I don’t know if I’ve ever had one. I’m not trying to say I’m somebody with a volcanic output coming out of me all the time, but if somebody ever says, “Well, what do you do about writer’s block?” I’m like, “I don’t think I’m a writer.” I don’t put any of those titles on myself, so I don’t acknowledge those pressures. Some days I got stuff, some days I don’t, and some days I write about the fact I got nothing to write about. But, I do try to write 1,000 words a day. It’s just like going to the gym. Some workouts are better than others. I think the less pressure you put on yourself, the better. In my opinion, it’d be hard to sit in a room and go, “Okay, damnit. Be creative.”
Some days you might not want to face the agony it takes to process the stuff you have in you—but this kind of work is not for the fragile. You have to be somewhat of a warrior. It’s why you see a lot of writer types that are kind of angry, itchy people. That’s because they’re playing chess with their psyche all the time. You have to be ready to grapple with the fact that some days there will be nothing. You’ve got to trust and remember that on other days there’ll be too much and it’ll make you crazy in a different way. So, I don’t really put that much pressure on myself to be like: “Okay, it’s Tuesday, I must be creative.” I’m gonna see if there’s anything there first.

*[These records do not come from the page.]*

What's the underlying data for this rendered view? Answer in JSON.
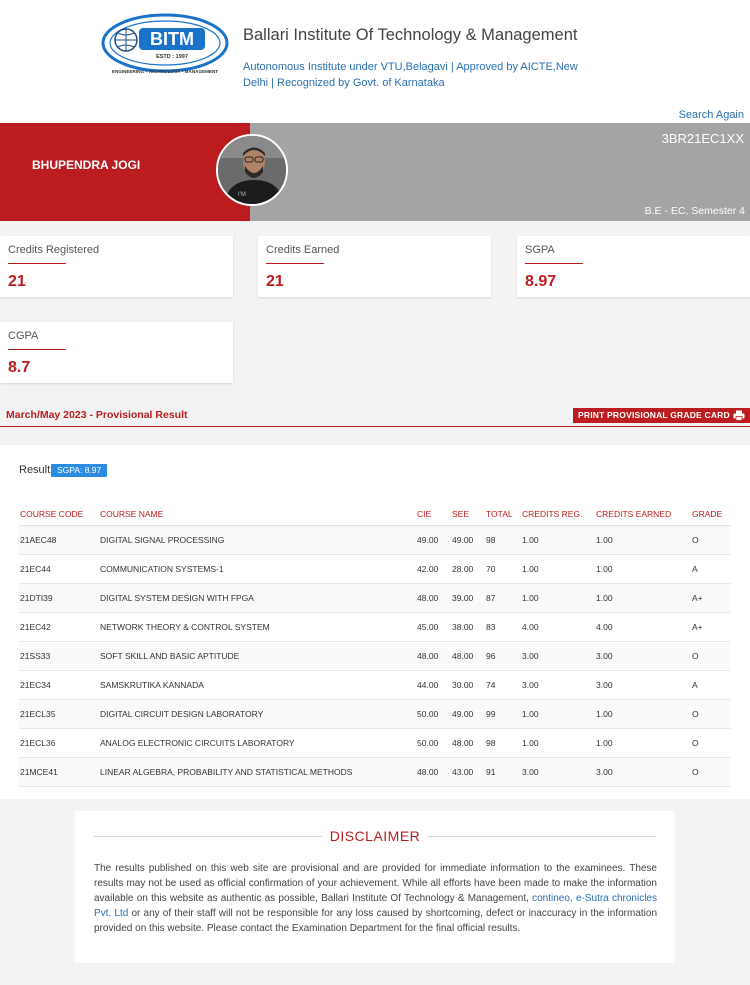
{
  "header": {
    "logo_text": "BITM",
    "logo_estd": "ESTD : 1997",
    "logo_motto": "ENGINEERING • TECHNOLOGY • MANAGEMENT",
    "institute_name": "Ballari Institute Of Technology & Management",
    "institute_sub": "Autonomous Institute under VTU,Belagavi | Approved by AICTE,New Delhi | Recognized by Govt. of Karnataka",
    "search_again": "Search Again"
  },
  "student": {
    "name": "BHUPENDRA JOGI",
    "usn": "3BR21EC1XX",
    "program": "B.E - EC, Semester 4"
  },
  "stats": {
    "credits_registered": {
      "label": "Credits Registered",
      "value": "21"
    },
    "credits_earned": {
      "label": "Credits Earned",
      "value": "21"
    },
    "sgpa": {
      "label": "SGPA",
      "value": "8.97"
    },
    "cgpa": {
      "label": "CGPA",
      "value": "8.7"
    }
  },
  "exam": {
    "title": "March/May 2023 - Provisional Result",
    "print_button": "PRINT PROVISIONAL GRADE CARD"
  },
  "result": {
    "label": "Result",
    "sgpa_badge": "SGPA: 8.97",
    "columns": [
      "COURSE CODE",
      "COURSE NAME",
      "CIE",
      "SEE",
      "TOTAL",
      "CREDITS REG.",
      "CREDITS EARNED",
      "GRADE"
    ],
    "rows": [
      [
        "21AEC48",
        "DIGITAL SIGNAL PROCESSING",
        "49.00",
        "49.00",
        "98",
        "1.00",
        "1.00",
        "O"
      ],
      [
        "21EC44",
        "COMMUNICATION SYSTEMS-1",
        "42.00",
        "28.00",
        "70",
        "1.00",
        "1.00",
        "A"
      ],
      [
        "21DTI39",
        "DIGITAL SYSTEM DESIGN WITH FPGA",
        "48.00",
        "39.00",
        "87",
        "1.00",
        "1.00",
        "A+"
      ],
      [
        "21EC42",
        "NETWORK THEORY & CONTROL SYSTEM",
        "45.00",
        "38.00",
        "83",
        "4.00",
        "4.00",
        "A+"
      ],
      [
        "21SS33",
        "SOFT SKILL AND BASIC APTITUDE",
        "48.00",
        "48.00",
        "96",
        "3.00",
        "3.00",
        "O"
      ],
      [
        "21EC34",
        "SAMSKRUTIKA KANNADA",
        "44.00",
        "30.00",
        "74",
        "3.00",
        "3.00",
        "A"
      ],
      [
        "21ECL35",
        "DIGITAL CIRCUIT DESIGN LABORATORY",
        "50.00",
        "49.00",
        "99",
        "1.00",
        "1.00",
        "O"
      ],
      [
        "21ECL36",
        "ANALOG ELECTRONIC CIRCUITS LABORATORY",
        "50.00",
        "48.00",
        "98",
        "1.00",
        "1.00",
        "O"
      ],
      [
        "21MCE41",
        "LINEAR ALGEBRA, PROBABILITY AND STATISTICAL METHODS",
        "48.00",
        "43.00",
        "91",
        "3.00",
        "3.00",
        "O"
      ]
    ]
  },
  "disclaimer": {
    "title": "DISCLAIMER",
    "text_before": "The results published on this web site are provisional and are provided for immediate information to the examinees. These results may not be used as official confirmation of your achievement. While all efforts have been made to make the information available on this website as authentic as possible, Ballari Institute Of Technology & Management, ",
    "link_text": "contineo, e-Sutra chronicles Pvt. Ltd",
    "text_after": " or any of their staff will not be responsible for any loss caused by shortcoming, defect or inaccuracy in the information provided on this website. Please contact the Examination Department for the final official results."
  },
  "colors": {
    "brand_red": "#bb1c20",
    "banner_grey": "#a4a4a4",
    "link_blue": "#2a6fb0",
    "badge_blue": "#2b8be0"
  }
}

More often than not, I just don’t have the time or the strength to heft all the dots I want to connect in my mind. Finding the time to put it all down and having the skill to articulate it into a form that’s understandable by someone else—that’s the challenge. Rarely is it a case of “I’ve got nothing.” Sometimes when I’m really depressed, there’ll be nothing there because I’m grappling with depression. But as soon as that lifts an inch, I can get my fingers under the door, jam it open, and get out.